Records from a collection
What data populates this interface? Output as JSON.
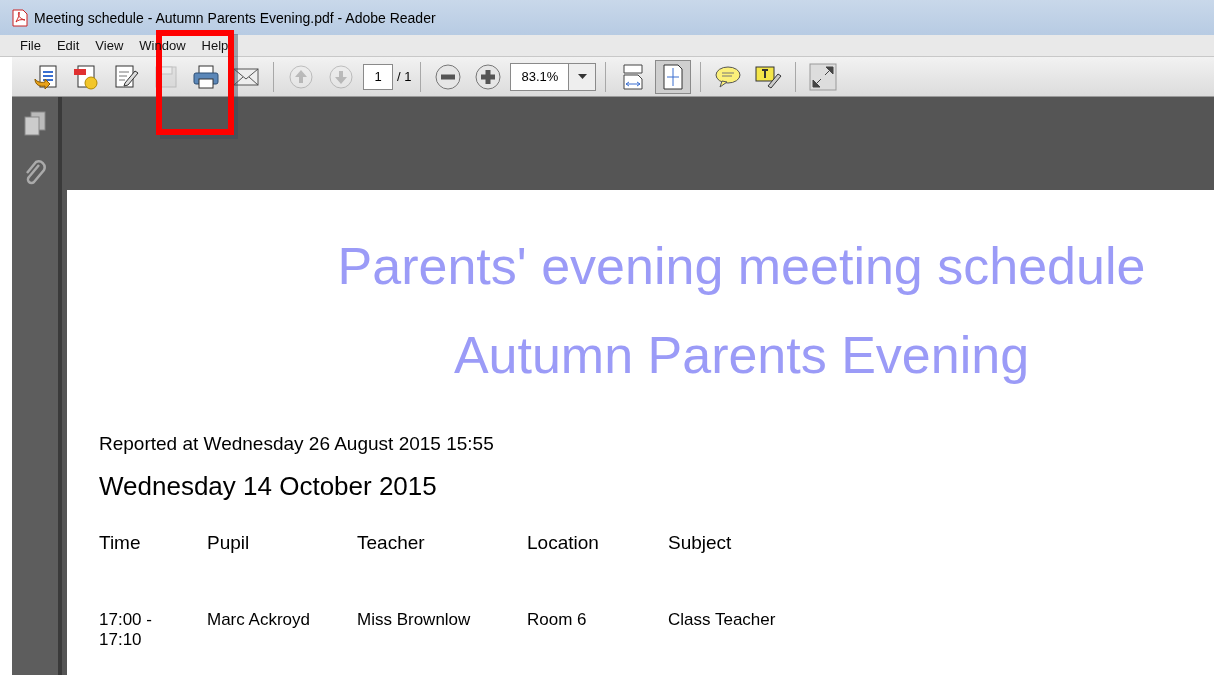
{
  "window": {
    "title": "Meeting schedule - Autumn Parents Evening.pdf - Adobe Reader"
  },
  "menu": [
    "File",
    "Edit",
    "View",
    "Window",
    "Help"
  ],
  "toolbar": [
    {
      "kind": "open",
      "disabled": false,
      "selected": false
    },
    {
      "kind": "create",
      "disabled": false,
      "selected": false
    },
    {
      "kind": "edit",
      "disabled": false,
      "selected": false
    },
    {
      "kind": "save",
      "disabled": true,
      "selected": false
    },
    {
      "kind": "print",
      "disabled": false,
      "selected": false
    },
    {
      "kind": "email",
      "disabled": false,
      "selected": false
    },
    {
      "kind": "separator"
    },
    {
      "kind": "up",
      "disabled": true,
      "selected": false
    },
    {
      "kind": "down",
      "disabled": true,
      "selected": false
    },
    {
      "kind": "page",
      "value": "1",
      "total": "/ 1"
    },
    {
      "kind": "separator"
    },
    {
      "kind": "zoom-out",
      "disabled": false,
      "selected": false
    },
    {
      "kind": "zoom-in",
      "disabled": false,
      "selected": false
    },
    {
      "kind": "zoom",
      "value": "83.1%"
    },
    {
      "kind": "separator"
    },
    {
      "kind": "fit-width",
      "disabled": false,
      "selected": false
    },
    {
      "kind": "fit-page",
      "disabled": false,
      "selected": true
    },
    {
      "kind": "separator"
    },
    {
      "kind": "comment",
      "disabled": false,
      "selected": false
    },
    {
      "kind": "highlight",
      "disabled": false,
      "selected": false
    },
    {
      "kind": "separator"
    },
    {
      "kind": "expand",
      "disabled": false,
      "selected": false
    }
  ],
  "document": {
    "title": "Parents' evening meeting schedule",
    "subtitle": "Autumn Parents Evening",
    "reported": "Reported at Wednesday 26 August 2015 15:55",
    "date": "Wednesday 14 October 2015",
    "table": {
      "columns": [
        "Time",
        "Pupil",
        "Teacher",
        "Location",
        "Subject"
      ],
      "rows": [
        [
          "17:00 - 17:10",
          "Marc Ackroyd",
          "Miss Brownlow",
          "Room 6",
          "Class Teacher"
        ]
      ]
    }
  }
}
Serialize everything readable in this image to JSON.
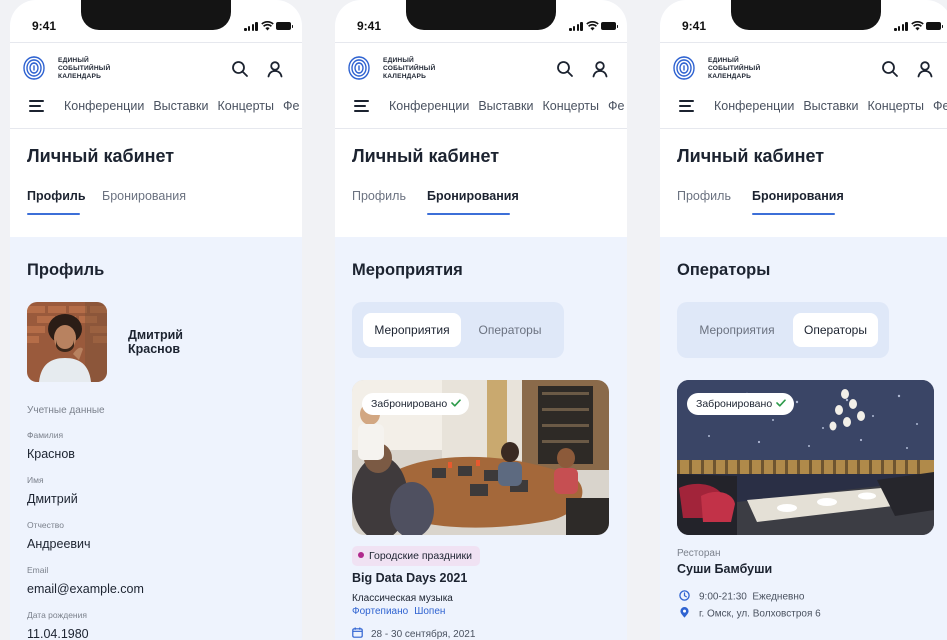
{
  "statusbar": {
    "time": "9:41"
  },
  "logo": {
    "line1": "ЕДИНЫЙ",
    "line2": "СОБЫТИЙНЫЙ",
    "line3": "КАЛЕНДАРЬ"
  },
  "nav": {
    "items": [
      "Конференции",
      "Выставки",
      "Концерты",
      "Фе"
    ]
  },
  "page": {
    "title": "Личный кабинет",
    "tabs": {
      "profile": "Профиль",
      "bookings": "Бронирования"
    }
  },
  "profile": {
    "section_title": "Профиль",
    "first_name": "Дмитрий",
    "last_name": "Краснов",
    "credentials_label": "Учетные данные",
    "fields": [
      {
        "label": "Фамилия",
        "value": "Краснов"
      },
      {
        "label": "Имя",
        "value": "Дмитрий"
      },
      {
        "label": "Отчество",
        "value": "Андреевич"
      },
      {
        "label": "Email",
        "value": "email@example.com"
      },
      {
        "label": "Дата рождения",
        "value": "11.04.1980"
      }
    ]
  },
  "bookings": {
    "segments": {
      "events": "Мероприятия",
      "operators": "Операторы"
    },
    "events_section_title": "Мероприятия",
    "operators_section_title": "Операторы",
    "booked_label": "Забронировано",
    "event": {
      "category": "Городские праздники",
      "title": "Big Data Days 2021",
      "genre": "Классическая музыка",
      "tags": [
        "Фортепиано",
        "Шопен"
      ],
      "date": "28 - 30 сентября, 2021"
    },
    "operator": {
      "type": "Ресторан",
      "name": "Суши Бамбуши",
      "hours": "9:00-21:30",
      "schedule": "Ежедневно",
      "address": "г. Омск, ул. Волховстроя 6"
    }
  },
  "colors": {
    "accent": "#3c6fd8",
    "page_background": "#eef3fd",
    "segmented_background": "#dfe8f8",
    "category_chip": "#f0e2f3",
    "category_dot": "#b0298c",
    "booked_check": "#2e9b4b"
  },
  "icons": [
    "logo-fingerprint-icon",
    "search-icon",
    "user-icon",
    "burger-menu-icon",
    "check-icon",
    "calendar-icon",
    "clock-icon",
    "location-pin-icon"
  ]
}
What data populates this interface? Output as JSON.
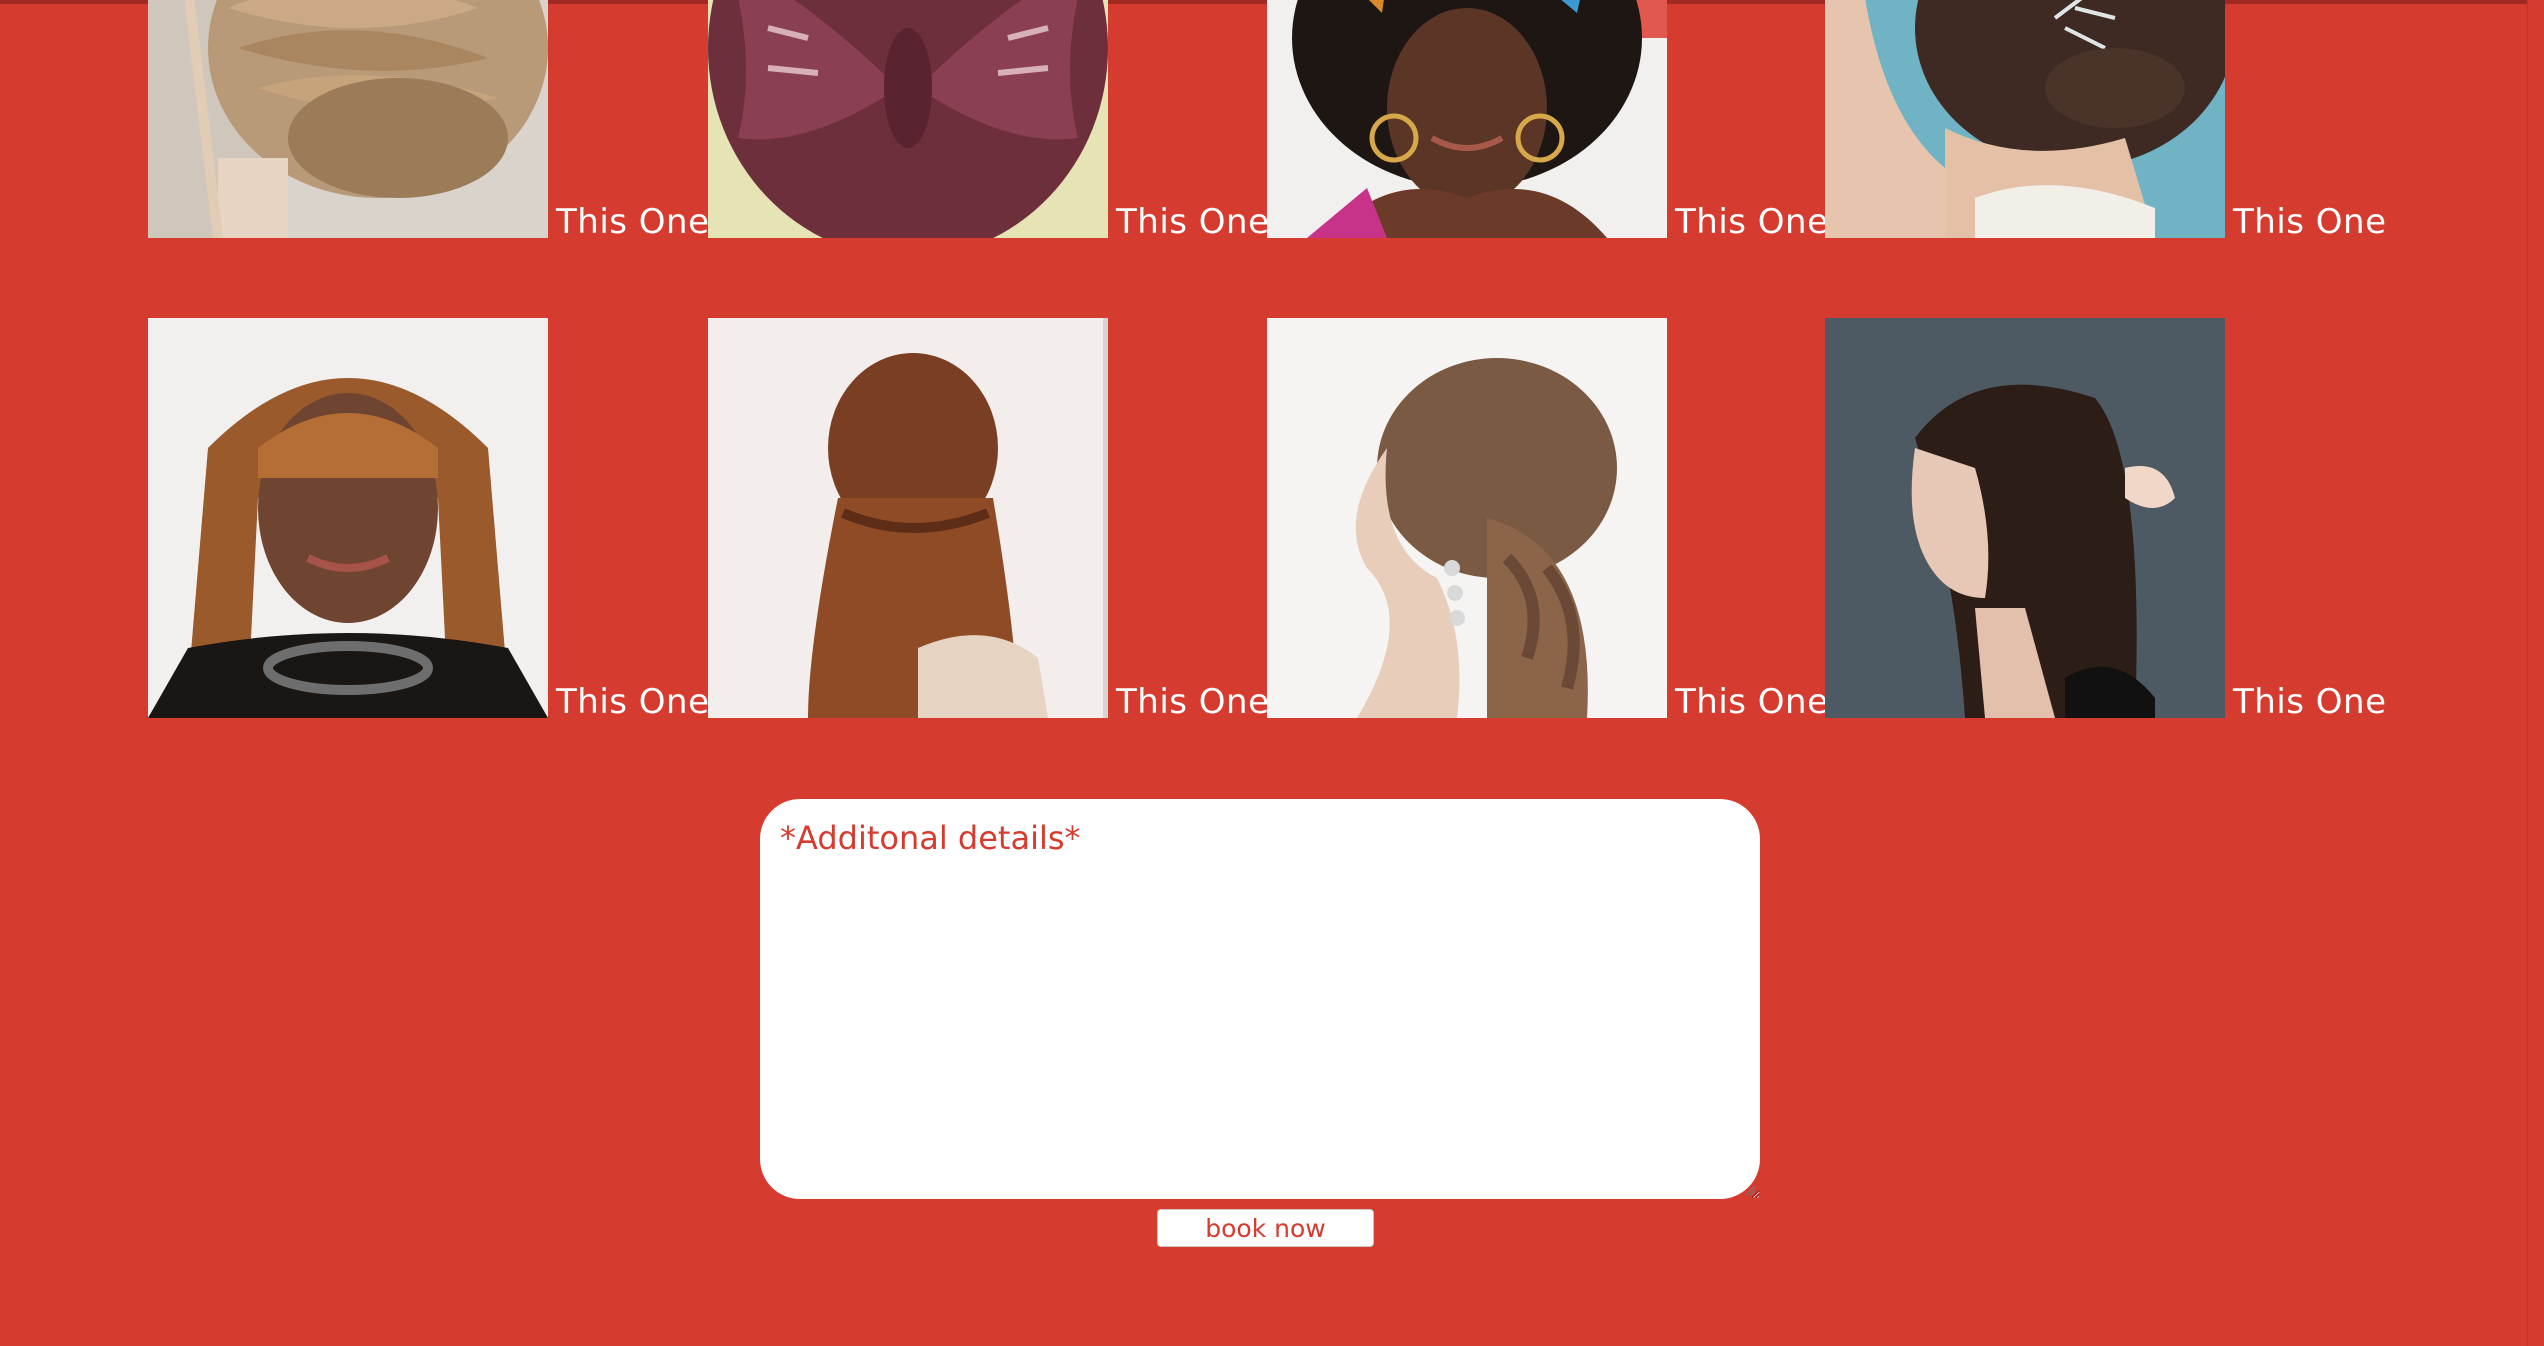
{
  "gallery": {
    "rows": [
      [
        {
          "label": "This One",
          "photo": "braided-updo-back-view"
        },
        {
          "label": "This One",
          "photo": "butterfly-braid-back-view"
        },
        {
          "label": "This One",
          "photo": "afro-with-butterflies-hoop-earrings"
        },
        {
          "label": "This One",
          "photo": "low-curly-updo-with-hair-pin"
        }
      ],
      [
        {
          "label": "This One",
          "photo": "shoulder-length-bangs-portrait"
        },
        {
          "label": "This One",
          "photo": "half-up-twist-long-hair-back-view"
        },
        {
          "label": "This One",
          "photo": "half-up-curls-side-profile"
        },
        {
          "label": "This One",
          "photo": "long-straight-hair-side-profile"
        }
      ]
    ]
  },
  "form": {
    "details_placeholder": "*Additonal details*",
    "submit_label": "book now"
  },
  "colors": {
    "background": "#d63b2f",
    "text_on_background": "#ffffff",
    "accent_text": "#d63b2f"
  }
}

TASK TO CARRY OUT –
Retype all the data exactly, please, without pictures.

WRITTEN ANSWER –
What data populates this interface? Output as JSON.
{
  "window": {
    "title": "Meeting schedule - Autumn Parents Evening.pdf - Adobe Reader"
  },
  "menu": [
    "File",
    "Edit",
    "View",
    "Window",
    "Help"
  ],
  "toolbar": [
    {
      "kind": "open",
      "disabled": false,
      "selected": false
    },
    {
      "kind": "create",
      "disabled": false,
      "selected": false
    },
    {
      "kind": "edit",
      "disabled": false,
      "selected": false
    },
    {
      "kind": "save",
      "disabled": true,
      "selected": false
    },
    {
      "kind": "print",
      "disabled": false,
      "selected": false
    },
    {
      "kind": "email",
      "disabled": false,
      "selected": false
    },
    {
      "kind": "separator"
    },
    {
      "kind": "up",
      "disabled": true,
      "selected": false
    },
    {
      "kind": "down",
      "disabled": true,
      "selected": false
    },
    {
      "kind": "page",
      "value": "1",
      "total": "/ 1"
    },
    {
      "kind": "separator"
    },
    {
      "kind": "zoom-out",
      "disabled": false,
      "selected": false
    },
    {
      "kind": "zoom-in",
      "disabled": false,
      "selected": false
    },
    {
      "kind": "zoom",
      "value": "83.1%"
    },
    {
      "kind": "separator"
    },
    {
      "kind": "fit-width",
      "disabled": false,
      "selected": false
    },
    {
      "kind": "fit-page",
      "disabled": false,
      "selected": true
    },
    {
      "kind": "separator"
    },
    {
      "kind": "comment",
      "disabled": false,
      "selected": false
    },
    {
      "kind": "highlight",
      "disabled": false,
      "selected": false
    },
    {
      "kind": "separator"
    },
    {
      "kind": "expand",
      "disabled": false,
      "selected": false
    }
  ],
  "document": {
    "title": "Parents' evening meeting schedule",
    "subtitle": "Autumn Parents Evening",
    "reported": "Reported at Wednesday 26 August 2015 15:55",
    "date": "Wednesday 14 October 2015",
    "table": {
      "columns": [
        "Time",
        "Pupil",
        "Teacher",
        "Location",
        "Subject"
      ],
      "rows": [
        [
          "17:00 - 17:10",
          "Marc Ackroyd",
          "Miss Brownlow",
          "Room 6",
          "Class Teacher"
        ]
      ]
    }
  }
}
Serialize everything readable in this image to JSON.
{
  "statusbar": {
    "time": "9:41"
  },
  "logo": {
    "line1": "ЕДИНЫЙ",
    "line2": "СОБЫТИЙНЫЙ",
    "line3": "КАЛЕНДАРЬ"
  },
  "nav": {
    "items": [
      "Конференции",
      "Выставки",
      "Концерты",
      "Фе"
    ]
  },
  "page": {
    "title": "Личный кабинет",
    "tabs": {
      "profile": "Профиль",
      "bookings": "Бронирования"
    }
  },
  "profile": {
    "section_title": "Профиль",
    "first_name": "Дмитрий",
    "last_name": "Краснов",
    "credentials_label": "Учетные данные",
    "fields": [
      {
        "label": "Фамилия",
        "value": "Краснов"
      },
      {
        "label": "Имя",
        "value": "Дмитрий"
      },
      {
        "label": "Отчество",
        "value": "Андреевич"
      },
      {
        "label": "Email",
        "value": "email@example.com"
      },
      {
        "label": "Дата рождения",
        "value": "11.04.1980"
      }
    ]
  },
  "bookings": {
    "segments": {
      "events": "Мероприятия",
      "operators": "Операторы"
    },
    "events_section_title": "Мероприятия",
    "operators_section_title": "Операторы",
    "booked_label": "Забронировано",
    "event": {
      "category": "Городские праздники",
      "title": "Big Data Days 2021",
      "genre": "Классическая музыка",
      "tags": [
        "Фортепиано",
        "Шопен"
      ],
      "date": "28 - 30 сентября, 2021"
    },
    "operator": {
      "type": "Ресторан",
      "name": "Суши Бамбуши",
      "hours": "9:00-21:30",
      "schedule": "Ежедневно",
      "address": "г. Омск, ул. Волховстроя 6"
    }
  },
  "colors": {
    "accent": "#3c6fd8",
    "page_background": "#eef3fd",
    "segmented_background": "#dfe8f8",
    "category_chip": "#f0e2f3",
    "category_dot": "#b0298c",
    "booked_check": "#2e9b4b"
  },
  "icons": [
    "logo-fingerprint-icon",
    "search-icon",
    "user-icon",
    "burger-menu-icon",
    "check-icon",
    "calendar-icon",
    "clock-icon",
    "location-pin-icon"
  ]
}
What data populates this interface? Output as JSON.
{
  "gallery": {
    "rows": [
      [
        {
          "label": "This One",
          "photo": "braided-updo-back-view"
        },
        {
          "label": "This One",
          "photo": "butterfly-braid-back-view"
        },
        {
          "label": "This One",
          "photo": "afro-with-butterflies-hoop-earrings"
        },
        {
          "label": "This One",
          "photo": "low-curly-updo-with-hair-pin"
        }
      ],
      [
        {
          "label": "This One",
          "photo": "shoulder-length-bangs-portrait"
        },
        {
          "label": "This One",
          "photo": "half-up-twist-long-hair-back-view"
        },
        {
          "label": "This One",
          "photo": "half-up-curls-side-profile"
        },
        {
          "label": "This One",
          "photo": "long-straight-hair-side-profile"
        }
      ]
    ]
  },
  "form": {
    "details_placeholder": "*Additonal details*",
    "submit_label": "book now"
  },
  "colors": {
    "background": "#d63b2f",
    "text_on_background": "#ffffff",
    "accent_text": "#d63b2f"
  }
}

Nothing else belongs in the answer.